* _Problem to solve_
Down to the last line below, repeat the entries word for word and drop the pictures.
[Start of section]
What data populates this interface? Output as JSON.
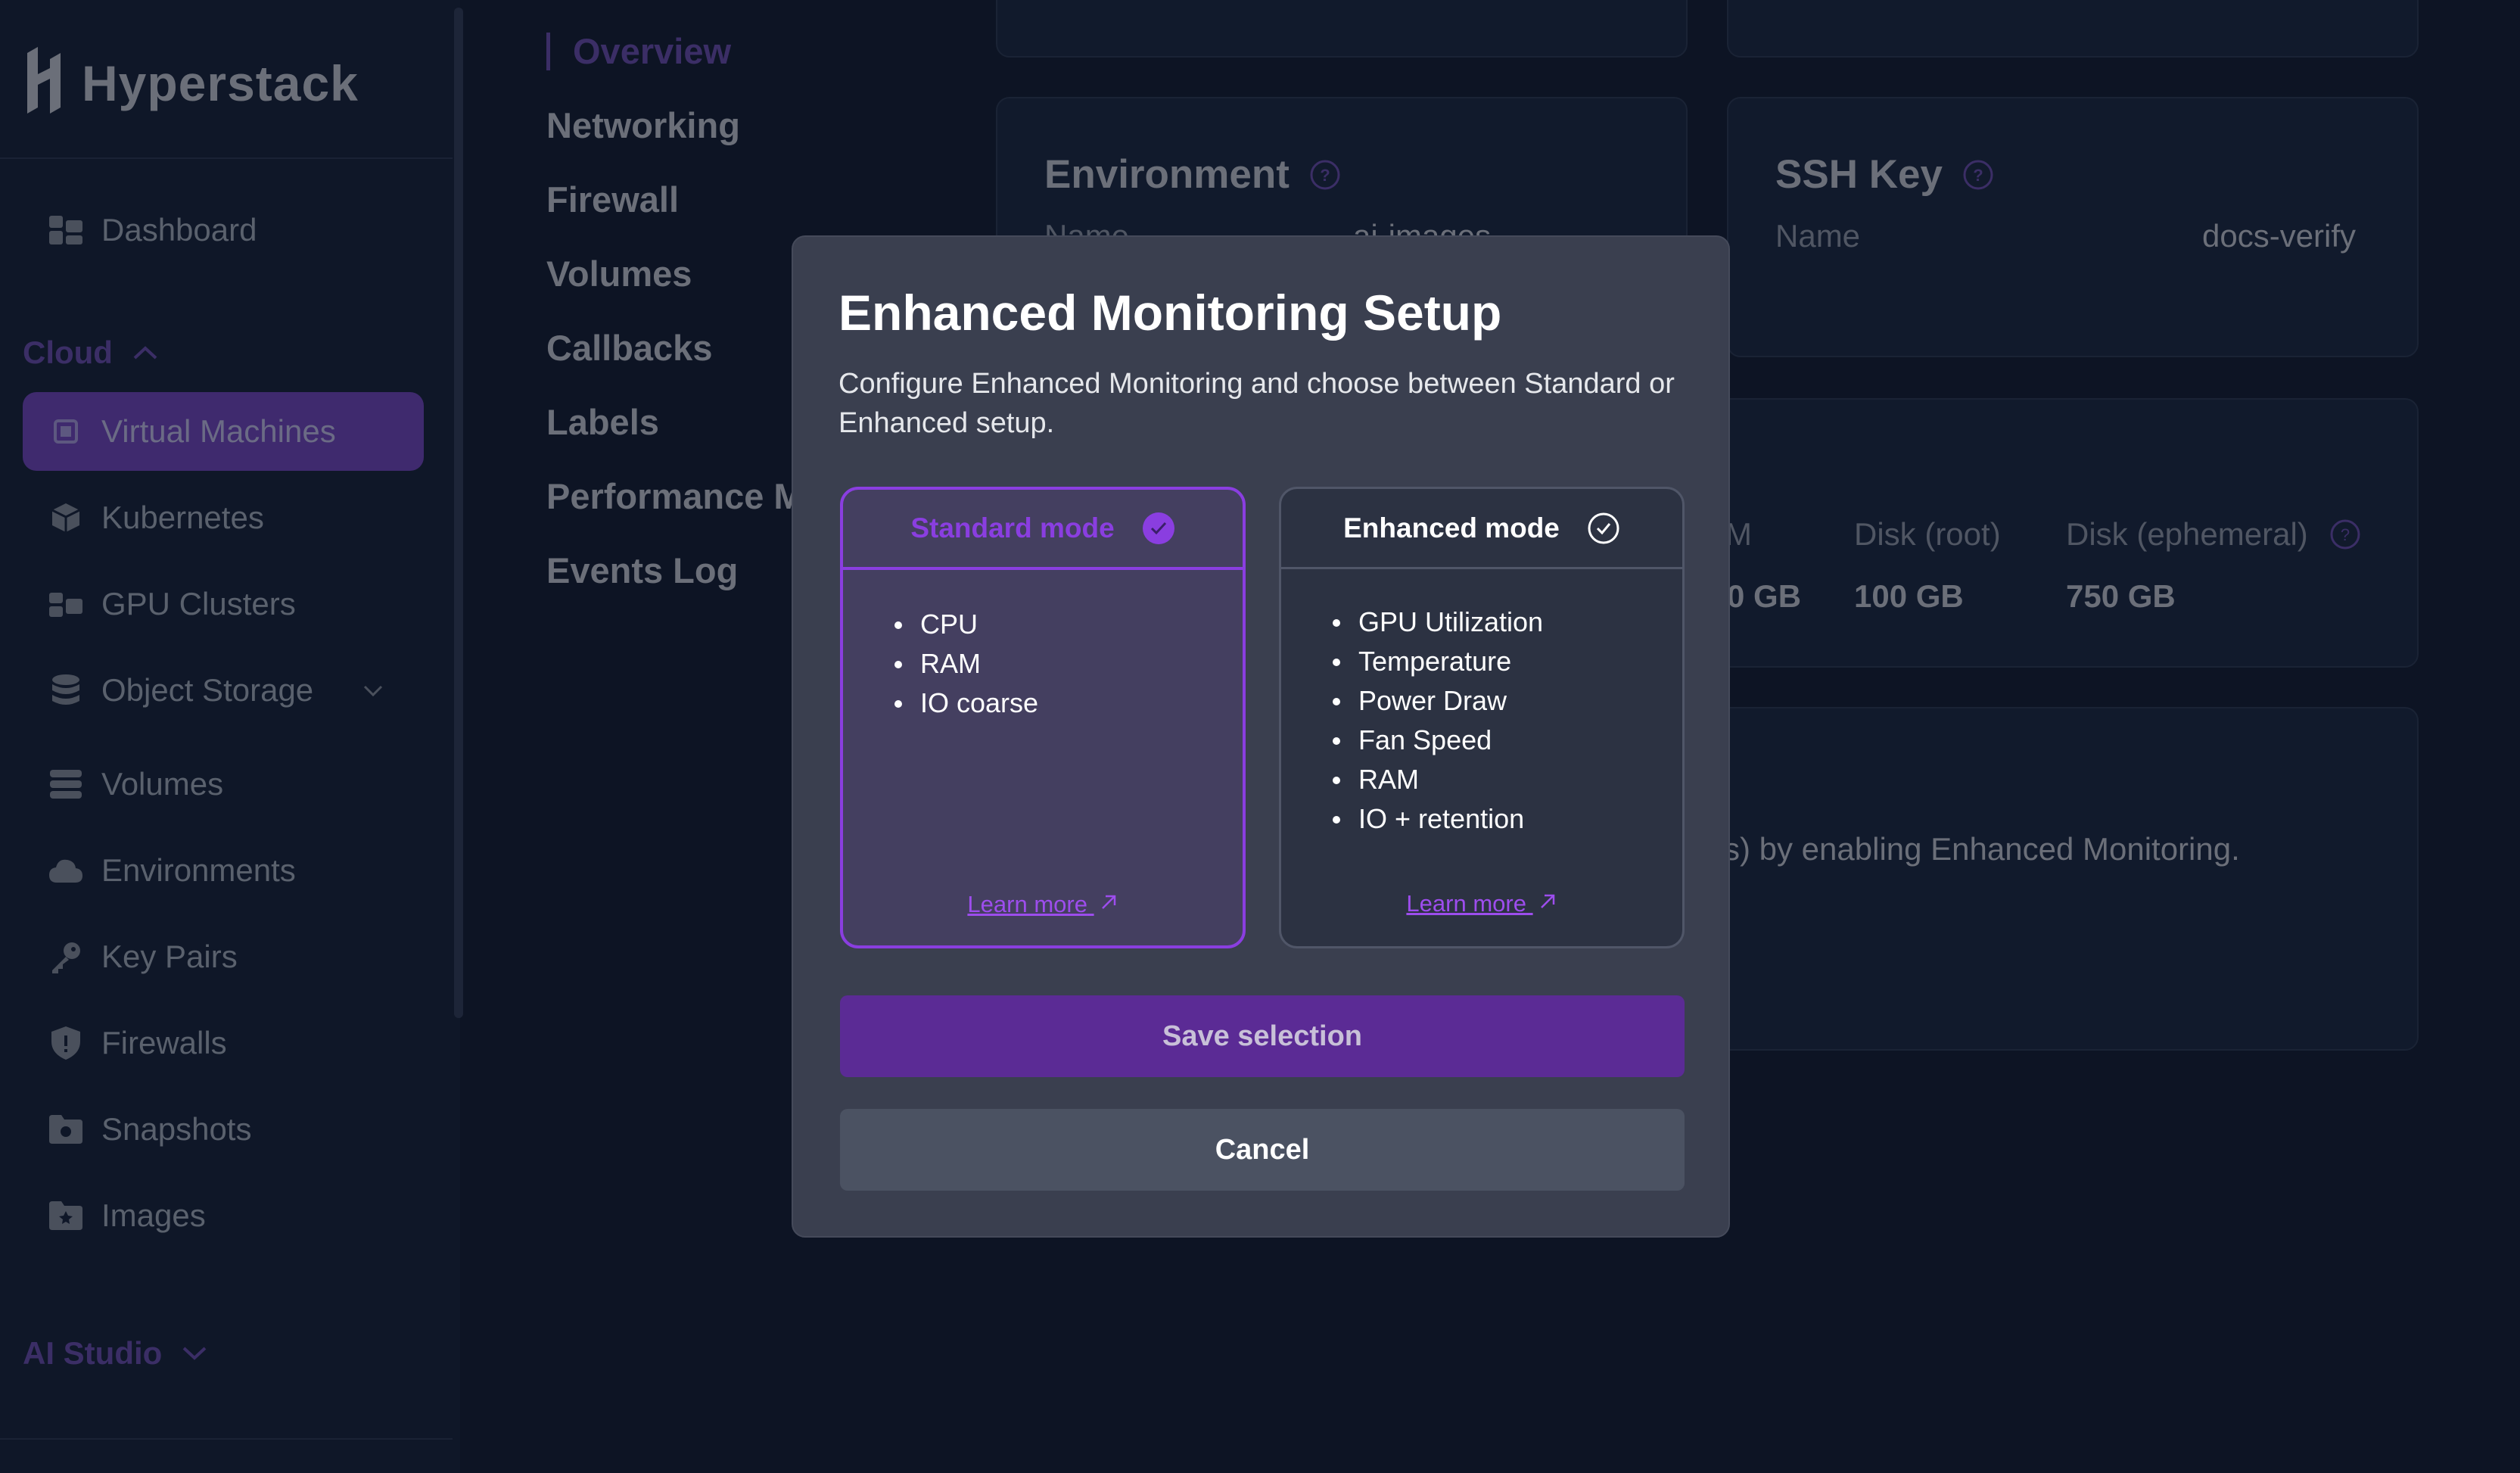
{
  "sidebar": {
    "logo_text": "Hyperstack",
    "items": [
      {
        "label": "Dashboard",
        "icon": "dashboard-icon"
      },
      {
        "label": "Virtual Machines",
        "icon": "chip-icon"
      },
      {
        "label": "Kubernetes",
        "icon": "cube-icon"
      },
      {
        "label": "GPU Clusters",
        "icon": "cluster-icon"
      },
      {
        "label": "Object Storage",
        "icon": "database-icon"
      },
      {
        "label": "Volumes",
        "icon": "stack-icon"
      },
      {
        "label": "Environments",
        "icon": "cloud-icon"
      },
      {
        "label": "Key Pairs",
        "icon": "key-icon"
      },
      {
        "label": "Firewalls",
        "icon": "shield-icon"
      },
      {
        "label": "Snapshots",
        "icon": "folder-icon"
      },
      {
        "label": "Images",
        "icon": "image-folder-icon"
      }
    ],
    "sections": {
      "cloud": "Cloud",
      "ai_studio": "AI Studio"
    },
    "active_item": "Virtual Machines"
  },
  "subnav": {
    "items": [
      "Overview",
      "Networking",
      "Firewall",
      "Volumes",
      "Callbacks",
      "Labels",
      "Performance M",
      "Events Log"
    ],
    "active": "Overview"
  },
  "cards": {
    "environment": {
      "title": "Environment",
      "name_label": "Name",
      "name_value": "ai-images"
    },
    "ssh_key": {
      "title": "SSH Key",
      "name_label": "Name",
      "name_value": "docs-verify"
    },
    "specs": {
      "ram_label": "M",
      "ram_value": "0 GB",
      "disk_root_label": "Disk (root)",
      "disk_root_value": "100 GB",
      "disk_eph_label": "Disk (ephemeral)",
      "disk_eph_value": "750 GB"
    },
    "monitoring_text": "s) by enabling Enhanced Monitoring."
  },
  "modal": {
    "title": "Enhanced Monitoring Setup",
    "description": "Configure Enhanced Monitoring and choose between Standard or Enhanced setup.",
    "standard": {
      "label": "Standard mode",
      "selected": true,
      "items": [
        "CPU",
        "RAM",
        "IO coarse"
      ],
      "learn_more": "Learn more"
    },
    "enhanced": {
      "label": "Enhanced mode",
      "selected": false,
      "items": [
        "GPU Utilization",
        "Temperature",
        "Power Draw",
        "Fan Speed",
        "RAM",
        "IO + retention"
      ],
      "learn_more": "Learn more"
    },
    "save_label": "Save selection",
    "cancel_label": "Cancel"
  },
  "colors": {
    "accent": "#8a3ee0",
    "save_button": "#5b2b95",
    "modal_bg": "#3a3f4f",
    "page_bg": "#0d1424"
  }
}
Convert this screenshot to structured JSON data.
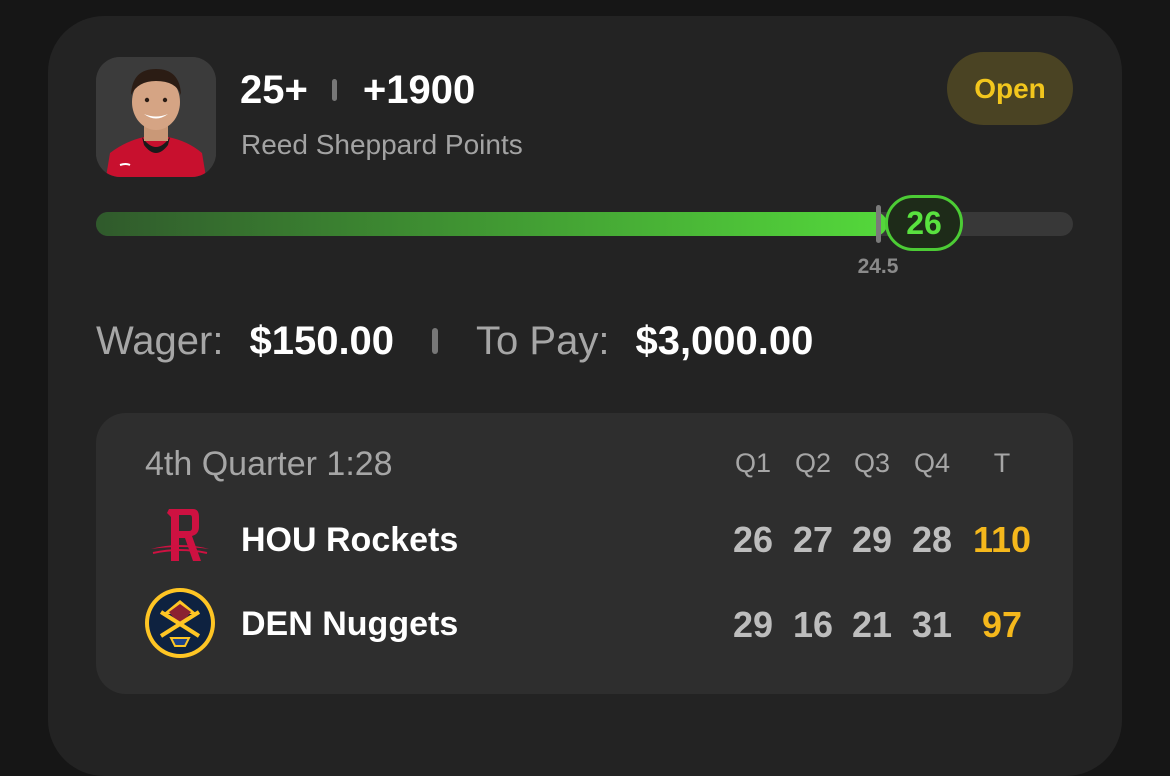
{
  "bet": {
    "line": "25+",
    "odds": "+1900",
    "market": "Reed Sheppard Points",
    "status": "Open"
  },
  "progress": {
    "current": 26,
    "threshold_label": "24.5",
    "fill_fraction": 0.81
  },
  "wager": {
    "wager_label": "Wager:",
    "wager_value": "$150.00",
    "payout_label": "To Pay:",
    "payout_value": "$3,000.00"
  },
  "game": {
    "status": "4th Quarter 1:28",
    "headers": [
      "Q1",
      "Q2",
      "Q3",
      "Q4",
      "T"
    ],
    "teams": [
      {
        "name": "HOU Rockets",
        "logo": "rockets-logo",
        "scores": [
          "26",
          "27",
          "29",
          "28"
        ],
        "total": "110"
      },
      {
        "name": "DEN Nuggets",
        "logo": "nuggets-logo",
        "scores": [
          "29",
          "16",
          "21",
          "31"
        ],
        "total": "97"
      }
    ]
  },
  "colors": {
    "accent_green": "#54d83b",
    "open_yellow": "#f2c61d",
    "total_gold": "#f5b81c"
  }
}
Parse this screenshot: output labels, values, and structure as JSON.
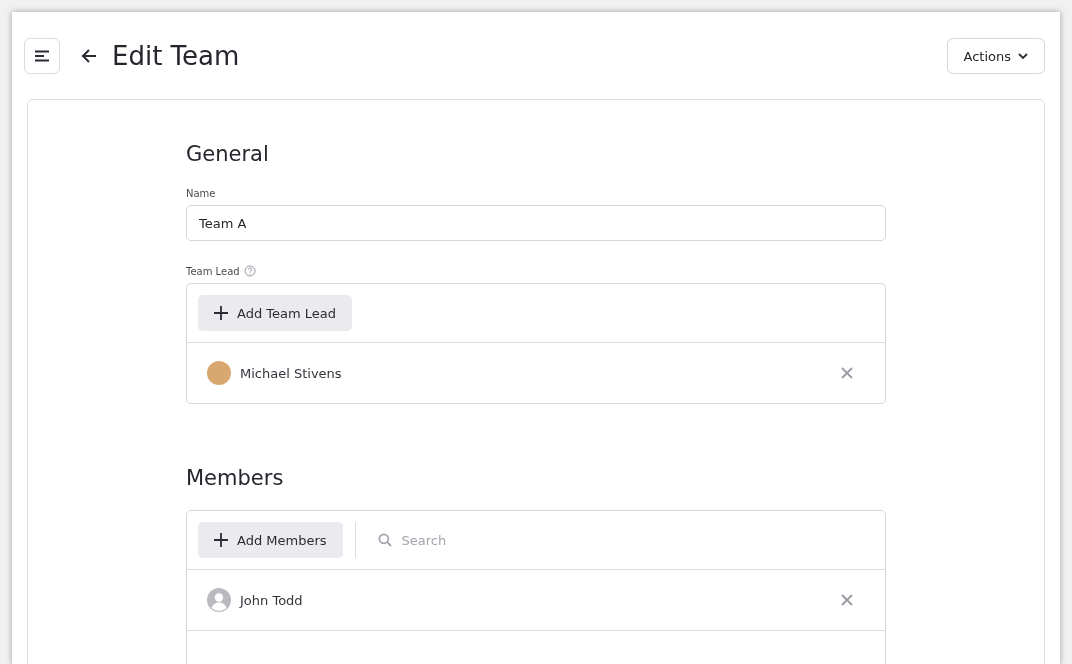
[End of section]
* _Answer to the problem_
What data populates this interface? Output as JSON.
{
  "sidebar": {
    "logo_text": "Hyperstack",
    "items": [
      {
        "label": "Dashboard",
        "icon": "dashboard-icon"
      },
      {
        "label": "Virtual Machines",
        "icon": "chip-icon"
      },
      {
        "label": "Kubernetes",
        "icon": "cube-icon"
      },
      {
        "label": "GPU Clusters",
        "icon": "cluster-icon"
      },
      {
        "label": "Object Storage",
        "icon": "database-icon"
      },
      {
        "label": "Volumes",
        "icon": "stack-icon"
      },
      {
        "label": "Environments",
        "icon": "cloud-icon"
      },
      {
        "label": "Key Pairs",
        "icon": "key-icon"
      },
      {
        "label": "Firewalls",
        "icon": "shield-icon"
      },
      {
        "label": "Snapshots",
        "icon": "folder-icon"
      },
      {
        "label": "Images",
        "icon": "image-folder-icon"
      }
    ],
    "sections": {
      "cloud": "Cloud",
      "ai_studio": "AI Studio"
    },
    "active_item": "Virtual Machines"
  },
  "subnav": {
    "items": [
      "Overview",
      "Networking",
      "Firewall",
      "Volumes",
      "Callbacks",
      "Labels",
      "Performance M",
      "Events Log"
    ],
    "active": "Overview"
  },
  "cards": {
    "environment": {
      "title": "Environment",
      "name_label": "Name",
      "name_value": "ai-images"
    },
    "ssh_key": {
      "title": "SSH Key",
      "name_label": "Name",
      "name_value": "docs-verify"
    },
    "specs": {
      "ram_label": "M",
      "ram_value": "0 GB",
      "disk_root_label": "Disk (root)",
      "disk_root_value": "100 GB",
      "disk_eph_label": "Disk (ephemeral)",
      "disk_eph_value": "750 GB"
    },
    "monitoring_text": "s) by enabling Enhanced Monitoring."
  },
  "modal": {
    "title": "Enhanced Monitoring Setup",
    "description": "Configure Enhanced Monitoring and choose between Standard or Enhanced setup.",
    "standard": {
      "label": "Standard mode",
      "selected": true,
      "items": [
        "CPU",
        "RAM",
        "IO coarse"
      ],
      "learn_more": "Learn more"
    },
    "enhanced": {
      "label": "Enhanced mode",
      "selected": false,
      "items": [
        "GPU Utilization",
        "Temperature",
        "Power Draw",
        "Fan Speed",
        "RAM",
        "IO + retention"
      ],
      "learn_more": "Learn more"
    },
    "save_label": "Save selection",
    "cancel_label": "Cancel"
  },
  "colors": {
    "accent": "#8a3ee0",
    "save_button": "#5b2b95",
    "modal_bg": "#3a3f4f",
    "page_bg": "#0d1424"
  }
}
Convert this screenshot to structured JSON data.
{
  "bet": {
    "line": "25+",
    "odds": "+1900",
    "market": "Reed Sheppard Points",
    "status": "Open"
  },
  "progress": {
    "current": 26,
    "threshold_label": "24.5",
    "fill_fraction": 0.81
  },
  "wager": {
    "wager_label": "Wager:",
    "wager_value": "$150.00",
    "payout_label": "To Pay:",
    "payout_value": "$3,000.00"
  },
  "game": {
    "status": "4th Quarter 1:28",
    "headers": [
      "Q1",
      "Q2",
      "Q3",
      "Q4",
      "T"
    ],
    "teams": [
      {
        "name": "HOU Rockets",
        "logo": "rockets-logo",
        "scores": [
          "26",
          "27",
          "29",
          "28"
        ],
        "total": "110"
      },
      {
        "name": "DEN Nuggets",
        "logo": "nuggets-logo",
        "scores": [
          "29",
          "16",
          "21",
          "31"
        ],
        "total": "97"
      }
    ]
  },
  "colors": {
    "accent_green": "#54d83b",
    "open_yellow": "#f2c61d",
    "total_gold": "#f5b81c"
  }
}
Parse this screenshot: output labels, values, and structure as JSON.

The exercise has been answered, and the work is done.